→ **WHAT YOU ARE ASKED TO DO**: Where in the data below does the word "icon" appear? Copy every line that has it.

→ **THE DATA**:
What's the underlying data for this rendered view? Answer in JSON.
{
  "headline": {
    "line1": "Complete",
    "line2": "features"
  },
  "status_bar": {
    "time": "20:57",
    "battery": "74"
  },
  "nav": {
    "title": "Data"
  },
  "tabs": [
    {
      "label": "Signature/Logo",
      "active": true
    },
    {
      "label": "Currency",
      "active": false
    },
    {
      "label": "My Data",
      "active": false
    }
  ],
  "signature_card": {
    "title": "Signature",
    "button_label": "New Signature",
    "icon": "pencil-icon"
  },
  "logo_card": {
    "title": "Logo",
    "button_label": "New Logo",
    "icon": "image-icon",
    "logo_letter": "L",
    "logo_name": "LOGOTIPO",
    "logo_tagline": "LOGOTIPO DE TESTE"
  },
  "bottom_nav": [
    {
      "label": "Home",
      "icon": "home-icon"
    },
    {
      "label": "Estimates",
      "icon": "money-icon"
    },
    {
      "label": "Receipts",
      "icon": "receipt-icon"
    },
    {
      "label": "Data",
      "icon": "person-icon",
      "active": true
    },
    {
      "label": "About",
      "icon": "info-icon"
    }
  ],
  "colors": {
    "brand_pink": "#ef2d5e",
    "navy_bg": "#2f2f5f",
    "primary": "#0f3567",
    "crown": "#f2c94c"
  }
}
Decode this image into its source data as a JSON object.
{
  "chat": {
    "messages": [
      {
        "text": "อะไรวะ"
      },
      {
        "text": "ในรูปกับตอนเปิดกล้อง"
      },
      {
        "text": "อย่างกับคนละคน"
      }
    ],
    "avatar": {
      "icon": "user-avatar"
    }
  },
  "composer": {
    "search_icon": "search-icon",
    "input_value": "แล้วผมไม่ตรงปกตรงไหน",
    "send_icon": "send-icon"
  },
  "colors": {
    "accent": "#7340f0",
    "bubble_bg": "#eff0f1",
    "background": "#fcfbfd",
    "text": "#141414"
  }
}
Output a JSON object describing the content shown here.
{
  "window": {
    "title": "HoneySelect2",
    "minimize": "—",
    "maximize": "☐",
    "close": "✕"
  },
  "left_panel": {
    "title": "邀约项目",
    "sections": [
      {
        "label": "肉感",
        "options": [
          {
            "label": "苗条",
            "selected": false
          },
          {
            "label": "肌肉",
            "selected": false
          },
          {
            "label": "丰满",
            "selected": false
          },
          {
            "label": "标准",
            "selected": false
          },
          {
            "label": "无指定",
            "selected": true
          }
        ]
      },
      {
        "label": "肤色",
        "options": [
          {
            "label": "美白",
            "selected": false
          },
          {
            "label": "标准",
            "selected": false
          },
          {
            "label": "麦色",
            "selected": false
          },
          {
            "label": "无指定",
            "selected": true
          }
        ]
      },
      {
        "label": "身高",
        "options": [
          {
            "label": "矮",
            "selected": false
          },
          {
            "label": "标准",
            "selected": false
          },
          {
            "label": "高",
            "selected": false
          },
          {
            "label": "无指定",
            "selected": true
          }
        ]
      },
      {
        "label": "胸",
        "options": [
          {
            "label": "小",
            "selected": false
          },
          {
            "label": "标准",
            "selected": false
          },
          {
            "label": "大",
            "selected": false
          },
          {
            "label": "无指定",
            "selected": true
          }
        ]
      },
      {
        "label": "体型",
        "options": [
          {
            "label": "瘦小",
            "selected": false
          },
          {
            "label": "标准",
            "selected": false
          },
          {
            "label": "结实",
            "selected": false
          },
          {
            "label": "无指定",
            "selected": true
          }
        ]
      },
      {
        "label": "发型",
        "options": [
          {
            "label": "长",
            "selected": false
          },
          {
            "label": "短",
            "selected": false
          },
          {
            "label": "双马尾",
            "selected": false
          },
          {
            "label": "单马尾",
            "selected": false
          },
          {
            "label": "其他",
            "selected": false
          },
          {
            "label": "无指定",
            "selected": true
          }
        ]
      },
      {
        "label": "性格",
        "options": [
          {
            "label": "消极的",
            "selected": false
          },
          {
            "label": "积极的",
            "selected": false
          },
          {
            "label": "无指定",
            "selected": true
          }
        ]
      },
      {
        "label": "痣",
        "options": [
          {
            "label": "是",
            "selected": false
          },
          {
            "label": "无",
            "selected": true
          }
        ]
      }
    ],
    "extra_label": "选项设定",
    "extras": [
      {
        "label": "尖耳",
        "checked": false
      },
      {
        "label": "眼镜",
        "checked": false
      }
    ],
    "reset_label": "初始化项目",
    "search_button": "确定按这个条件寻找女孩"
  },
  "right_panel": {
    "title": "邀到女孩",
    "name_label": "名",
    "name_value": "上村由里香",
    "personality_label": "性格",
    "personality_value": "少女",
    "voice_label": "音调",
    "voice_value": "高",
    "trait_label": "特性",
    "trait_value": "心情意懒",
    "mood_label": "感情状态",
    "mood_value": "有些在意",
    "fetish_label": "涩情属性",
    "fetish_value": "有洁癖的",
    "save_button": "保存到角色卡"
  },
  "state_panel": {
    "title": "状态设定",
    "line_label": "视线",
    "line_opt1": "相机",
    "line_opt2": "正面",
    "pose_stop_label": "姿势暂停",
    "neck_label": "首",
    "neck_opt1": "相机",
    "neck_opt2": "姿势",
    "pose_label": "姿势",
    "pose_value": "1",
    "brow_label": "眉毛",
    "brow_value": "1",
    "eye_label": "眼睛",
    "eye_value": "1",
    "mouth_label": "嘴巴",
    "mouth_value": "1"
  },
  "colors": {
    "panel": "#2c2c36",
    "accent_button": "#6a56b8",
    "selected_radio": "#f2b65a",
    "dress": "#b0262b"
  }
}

→ **SOLUTION TO THIS EXERCISE**:
    "icon": "pencil-icon"
    "icon": "image-icon",
      "icon": "home-icon"
      "icon": "money-icon"
      "icon": "receipt-icon"
      "icon": "person-icon",
      "icon": "info-icon"
      "icon": "user-avatar"
    "search_icon": "search-icon",
    "send_icon": "send-icon"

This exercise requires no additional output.